[Stored data entries]
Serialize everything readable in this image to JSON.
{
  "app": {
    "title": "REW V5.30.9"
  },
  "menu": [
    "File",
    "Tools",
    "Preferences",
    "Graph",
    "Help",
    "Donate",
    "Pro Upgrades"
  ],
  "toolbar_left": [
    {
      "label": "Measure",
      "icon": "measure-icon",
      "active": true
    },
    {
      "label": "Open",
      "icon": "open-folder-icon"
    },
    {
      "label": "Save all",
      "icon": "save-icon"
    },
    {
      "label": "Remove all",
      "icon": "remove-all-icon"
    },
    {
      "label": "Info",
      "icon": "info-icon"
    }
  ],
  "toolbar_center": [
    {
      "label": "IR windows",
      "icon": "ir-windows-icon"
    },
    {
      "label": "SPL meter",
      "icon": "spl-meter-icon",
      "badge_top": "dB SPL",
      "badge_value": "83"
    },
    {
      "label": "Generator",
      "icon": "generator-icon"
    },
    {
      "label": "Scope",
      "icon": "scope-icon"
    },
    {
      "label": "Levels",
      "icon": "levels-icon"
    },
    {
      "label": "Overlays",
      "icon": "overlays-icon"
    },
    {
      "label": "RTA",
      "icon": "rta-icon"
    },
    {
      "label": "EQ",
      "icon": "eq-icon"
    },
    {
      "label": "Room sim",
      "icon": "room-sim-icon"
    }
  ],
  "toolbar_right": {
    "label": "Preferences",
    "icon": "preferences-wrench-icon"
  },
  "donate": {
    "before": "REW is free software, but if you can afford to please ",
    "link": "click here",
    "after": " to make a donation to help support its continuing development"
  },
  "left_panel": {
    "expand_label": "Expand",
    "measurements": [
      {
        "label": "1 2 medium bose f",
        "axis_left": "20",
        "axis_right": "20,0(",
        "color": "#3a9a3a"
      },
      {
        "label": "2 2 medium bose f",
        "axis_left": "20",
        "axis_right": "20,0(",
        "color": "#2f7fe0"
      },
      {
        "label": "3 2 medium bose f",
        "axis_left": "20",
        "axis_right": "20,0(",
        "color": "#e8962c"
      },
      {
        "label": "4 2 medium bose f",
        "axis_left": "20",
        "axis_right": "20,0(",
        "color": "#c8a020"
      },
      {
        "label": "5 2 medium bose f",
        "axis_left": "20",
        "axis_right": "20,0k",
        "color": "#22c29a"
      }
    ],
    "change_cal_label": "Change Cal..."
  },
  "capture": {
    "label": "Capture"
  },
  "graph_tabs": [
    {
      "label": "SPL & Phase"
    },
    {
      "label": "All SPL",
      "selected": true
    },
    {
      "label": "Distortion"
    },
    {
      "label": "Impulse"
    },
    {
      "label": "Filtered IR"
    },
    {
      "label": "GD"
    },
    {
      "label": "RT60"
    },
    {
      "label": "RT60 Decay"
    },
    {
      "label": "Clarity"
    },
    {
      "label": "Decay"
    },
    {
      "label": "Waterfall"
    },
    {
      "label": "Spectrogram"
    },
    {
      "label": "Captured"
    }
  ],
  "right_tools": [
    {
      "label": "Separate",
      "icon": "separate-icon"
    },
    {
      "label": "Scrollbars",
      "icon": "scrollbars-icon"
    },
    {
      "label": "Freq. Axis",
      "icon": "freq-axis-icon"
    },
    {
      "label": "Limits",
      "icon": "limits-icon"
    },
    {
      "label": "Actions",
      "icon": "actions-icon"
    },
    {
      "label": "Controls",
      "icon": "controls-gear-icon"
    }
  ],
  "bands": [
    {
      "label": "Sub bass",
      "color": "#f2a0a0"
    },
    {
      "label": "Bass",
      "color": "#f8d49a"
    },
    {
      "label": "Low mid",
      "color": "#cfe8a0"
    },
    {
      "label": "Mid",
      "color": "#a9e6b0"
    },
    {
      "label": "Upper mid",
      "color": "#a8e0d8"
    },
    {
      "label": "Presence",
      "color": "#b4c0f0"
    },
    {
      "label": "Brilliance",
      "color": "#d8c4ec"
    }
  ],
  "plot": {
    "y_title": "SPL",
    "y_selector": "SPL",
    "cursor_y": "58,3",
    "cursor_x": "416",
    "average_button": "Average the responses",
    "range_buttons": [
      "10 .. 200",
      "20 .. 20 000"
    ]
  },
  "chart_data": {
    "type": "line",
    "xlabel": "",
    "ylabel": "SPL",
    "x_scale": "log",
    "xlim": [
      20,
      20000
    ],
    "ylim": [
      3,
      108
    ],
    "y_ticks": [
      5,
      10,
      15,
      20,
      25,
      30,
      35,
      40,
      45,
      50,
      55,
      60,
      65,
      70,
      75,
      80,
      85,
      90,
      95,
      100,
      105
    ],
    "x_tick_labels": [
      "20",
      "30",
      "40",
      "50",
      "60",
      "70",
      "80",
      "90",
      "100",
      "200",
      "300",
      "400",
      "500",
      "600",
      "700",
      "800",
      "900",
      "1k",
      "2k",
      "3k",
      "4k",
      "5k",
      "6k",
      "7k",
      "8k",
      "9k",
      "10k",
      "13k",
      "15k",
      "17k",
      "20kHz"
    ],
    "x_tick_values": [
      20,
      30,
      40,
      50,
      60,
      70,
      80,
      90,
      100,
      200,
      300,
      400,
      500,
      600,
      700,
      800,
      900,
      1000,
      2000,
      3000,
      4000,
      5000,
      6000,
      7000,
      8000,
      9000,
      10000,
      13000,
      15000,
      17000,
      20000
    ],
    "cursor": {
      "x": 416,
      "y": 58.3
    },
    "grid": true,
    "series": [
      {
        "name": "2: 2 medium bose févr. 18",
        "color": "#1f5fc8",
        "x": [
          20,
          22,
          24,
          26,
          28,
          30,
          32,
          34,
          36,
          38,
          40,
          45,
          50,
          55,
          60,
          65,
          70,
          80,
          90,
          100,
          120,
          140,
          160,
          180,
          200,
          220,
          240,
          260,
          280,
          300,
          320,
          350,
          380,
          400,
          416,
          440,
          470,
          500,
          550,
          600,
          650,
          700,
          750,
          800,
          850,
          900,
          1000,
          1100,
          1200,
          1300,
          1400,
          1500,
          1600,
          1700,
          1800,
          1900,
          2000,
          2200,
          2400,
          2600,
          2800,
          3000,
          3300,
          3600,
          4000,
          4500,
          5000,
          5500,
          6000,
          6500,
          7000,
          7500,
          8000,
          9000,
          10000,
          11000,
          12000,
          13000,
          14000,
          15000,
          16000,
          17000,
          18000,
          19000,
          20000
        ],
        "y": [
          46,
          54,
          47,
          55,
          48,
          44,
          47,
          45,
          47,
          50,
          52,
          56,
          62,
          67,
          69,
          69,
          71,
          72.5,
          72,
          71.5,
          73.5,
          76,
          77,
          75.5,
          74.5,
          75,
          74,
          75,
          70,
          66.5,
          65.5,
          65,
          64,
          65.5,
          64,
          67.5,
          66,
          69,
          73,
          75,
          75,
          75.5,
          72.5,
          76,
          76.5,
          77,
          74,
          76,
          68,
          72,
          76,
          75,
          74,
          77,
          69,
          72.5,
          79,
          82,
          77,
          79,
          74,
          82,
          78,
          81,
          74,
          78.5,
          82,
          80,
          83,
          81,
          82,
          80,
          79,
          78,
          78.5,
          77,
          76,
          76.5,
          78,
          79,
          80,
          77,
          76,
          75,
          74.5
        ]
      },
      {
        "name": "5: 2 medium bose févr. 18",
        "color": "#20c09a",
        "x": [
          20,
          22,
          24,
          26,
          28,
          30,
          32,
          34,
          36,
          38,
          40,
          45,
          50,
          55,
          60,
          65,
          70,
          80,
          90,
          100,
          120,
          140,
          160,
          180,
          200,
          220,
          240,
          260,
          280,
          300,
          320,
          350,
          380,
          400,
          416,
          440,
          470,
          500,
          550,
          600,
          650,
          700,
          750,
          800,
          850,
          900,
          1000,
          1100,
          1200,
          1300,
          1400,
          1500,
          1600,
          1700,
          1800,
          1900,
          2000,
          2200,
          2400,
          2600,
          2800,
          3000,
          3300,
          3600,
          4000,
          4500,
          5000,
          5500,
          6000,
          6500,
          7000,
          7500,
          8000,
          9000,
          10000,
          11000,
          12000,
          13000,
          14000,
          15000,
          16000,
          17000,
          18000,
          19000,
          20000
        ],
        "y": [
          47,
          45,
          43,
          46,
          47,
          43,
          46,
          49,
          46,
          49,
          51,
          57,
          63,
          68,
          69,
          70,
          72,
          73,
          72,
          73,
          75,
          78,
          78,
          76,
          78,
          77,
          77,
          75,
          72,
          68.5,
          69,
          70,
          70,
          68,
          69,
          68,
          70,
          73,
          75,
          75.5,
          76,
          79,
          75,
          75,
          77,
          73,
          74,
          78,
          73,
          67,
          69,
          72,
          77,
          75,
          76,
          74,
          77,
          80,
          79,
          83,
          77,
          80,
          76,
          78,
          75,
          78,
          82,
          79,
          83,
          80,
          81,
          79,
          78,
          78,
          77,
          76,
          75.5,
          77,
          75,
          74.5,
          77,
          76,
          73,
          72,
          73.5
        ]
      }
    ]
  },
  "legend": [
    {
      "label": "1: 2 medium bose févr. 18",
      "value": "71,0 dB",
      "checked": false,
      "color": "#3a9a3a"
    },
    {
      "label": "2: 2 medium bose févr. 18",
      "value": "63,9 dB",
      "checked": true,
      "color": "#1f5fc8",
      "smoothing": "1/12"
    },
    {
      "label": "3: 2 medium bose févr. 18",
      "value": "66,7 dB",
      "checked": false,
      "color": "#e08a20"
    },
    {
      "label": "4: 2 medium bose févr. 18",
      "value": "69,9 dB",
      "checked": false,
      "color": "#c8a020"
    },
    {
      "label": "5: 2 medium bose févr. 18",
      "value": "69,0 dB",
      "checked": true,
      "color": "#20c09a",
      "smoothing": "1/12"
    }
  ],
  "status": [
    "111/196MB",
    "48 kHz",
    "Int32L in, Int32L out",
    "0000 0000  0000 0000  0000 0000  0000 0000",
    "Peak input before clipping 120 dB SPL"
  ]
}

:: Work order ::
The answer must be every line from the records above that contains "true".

:: Response box ::
      "active": true
      "selected": true
    "grid": true,
      "checked": true,
      "checked": true,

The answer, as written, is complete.